Think of “Willy Wonka & the Chocolate Factory,” where the character Mike Teavee is transferred across a room in bits from real-life into TV-life. Information dispersal is similar. Dispersal involves slicing data into pieces too small to be useful on their own and distributing the sliced pieces to multiple storage nodes on a network of local or remote servers. Unlike the boy in the movie who comes out shrunken after transmission, data retrieved using information dispersal is always bit perfect — data is accessed exactly as it was stored.
How did this simple but game-changing idea of digital storage get life in the first place?
A quick anecdote: A few years ago, I was looking for a safe, effective way to store my personal data — nearly 30 GB (equivalent to a library of more than 22,000 books) of music, photos and documents that I had been meaning to organize for years. Fortunately, I found a gem in my readings of early encryption strategies: Cryptographers kept information secure by dividing it into pieces and dispersing it. Combining that gem with a little research into a high-performance variant of Reed-Solomon coding, I came up with information dispersal algorithms that allow for scalability in the same way the Internet was architected to scale. (Also of note: Similar mathematical methods are the basis of digital mobile telephony).
One of the most important benefits of storage via information dispersal is its tolerance of multiple failures of hardware, locations or administrators, while still keeping data secure.

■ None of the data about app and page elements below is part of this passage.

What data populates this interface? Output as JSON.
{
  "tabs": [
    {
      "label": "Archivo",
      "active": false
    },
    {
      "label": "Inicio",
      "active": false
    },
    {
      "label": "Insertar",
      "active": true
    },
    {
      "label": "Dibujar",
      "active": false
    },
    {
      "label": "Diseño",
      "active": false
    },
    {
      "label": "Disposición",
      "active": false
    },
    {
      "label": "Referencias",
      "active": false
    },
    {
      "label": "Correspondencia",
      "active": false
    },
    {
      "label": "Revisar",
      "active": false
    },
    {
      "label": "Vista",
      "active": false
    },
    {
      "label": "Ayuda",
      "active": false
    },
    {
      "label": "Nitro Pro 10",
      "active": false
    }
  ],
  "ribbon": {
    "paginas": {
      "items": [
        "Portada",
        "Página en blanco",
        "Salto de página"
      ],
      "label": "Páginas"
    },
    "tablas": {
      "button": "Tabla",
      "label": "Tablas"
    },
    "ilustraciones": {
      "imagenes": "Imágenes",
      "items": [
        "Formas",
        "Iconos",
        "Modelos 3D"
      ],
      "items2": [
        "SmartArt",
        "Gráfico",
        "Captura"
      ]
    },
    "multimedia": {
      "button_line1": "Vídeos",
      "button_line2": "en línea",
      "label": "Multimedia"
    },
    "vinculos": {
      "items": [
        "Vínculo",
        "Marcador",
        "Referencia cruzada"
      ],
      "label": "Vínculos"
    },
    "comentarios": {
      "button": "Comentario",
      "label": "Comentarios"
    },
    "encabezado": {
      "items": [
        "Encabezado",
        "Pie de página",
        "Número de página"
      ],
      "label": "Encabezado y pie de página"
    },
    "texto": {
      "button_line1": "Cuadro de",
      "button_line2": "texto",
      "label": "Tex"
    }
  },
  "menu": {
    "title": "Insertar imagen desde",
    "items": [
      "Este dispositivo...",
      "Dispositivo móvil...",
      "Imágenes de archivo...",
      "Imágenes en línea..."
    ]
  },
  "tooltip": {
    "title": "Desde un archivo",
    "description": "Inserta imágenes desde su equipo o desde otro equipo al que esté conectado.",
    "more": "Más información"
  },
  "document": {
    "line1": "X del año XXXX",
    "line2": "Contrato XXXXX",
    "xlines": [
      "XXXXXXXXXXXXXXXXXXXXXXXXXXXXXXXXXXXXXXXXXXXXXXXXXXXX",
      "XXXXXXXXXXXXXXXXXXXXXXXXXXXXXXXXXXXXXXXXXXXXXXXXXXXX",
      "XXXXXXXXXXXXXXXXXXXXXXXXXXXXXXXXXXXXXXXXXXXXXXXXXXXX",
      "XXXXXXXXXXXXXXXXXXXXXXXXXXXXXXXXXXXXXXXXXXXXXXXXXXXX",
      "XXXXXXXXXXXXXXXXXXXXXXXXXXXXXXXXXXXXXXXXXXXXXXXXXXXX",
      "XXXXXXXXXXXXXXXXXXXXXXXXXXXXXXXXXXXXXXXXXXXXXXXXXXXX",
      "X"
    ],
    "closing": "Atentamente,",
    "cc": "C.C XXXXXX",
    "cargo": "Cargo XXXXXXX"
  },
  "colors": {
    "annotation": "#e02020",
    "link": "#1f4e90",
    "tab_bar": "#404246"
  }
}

That’s because each individual slice contains too little information to be useful, but any threshold of the slices can be used to perfectly recreate the original data. Also, because this approach does not make copies of data, it reduces the amount of storage space required for high availability storage, saving money on expensive recurring capital expenditures. By virtualizing data at the bit level, information dispersal disassociates storage from hardware, enabling centuries-long storage.
Beyond Storage: How Information Dispersal Affects Content Delivery
While information dispersal radically affects how storage is viewed, it also radically affects the delivery of digital content. While today’s content delivery networks (CDNs) cannot dynamically switch networks if they slow down during delivery, dispersal can — at a pace of thousands of times per second — in order to optimize content routing for efficiencies and speed.
Consider Chicago’s Museum of Broadcast Communications (MBC), a nonprofit that collects, preserves and presents more than 100,000 hours of historic and contemporary radio and television content. Unable to afford sophisticated CDN systems, MBC — using informational dispersal techniques — saves money and physical space without sacrificing performance or scalability for their end users. To see how smooth the videos play, go here, register for a free account, and pull up a classic show like the first ever-episode of “The Late Show with David Letterman.”
In conclusion, just as packet-switching networks enabled data communications to scale via the Internet, dispersed storage will enable organizations to cost-effectively scale without the bandwidth overhead and additional capacity required with a copy-based storage system. It just goes to show you, even in a seemingly mature technology like storage, innovation continues to win the day.
Chris Gladwin is CEO of Cleversafe, a storage technology vendor based in Chicago.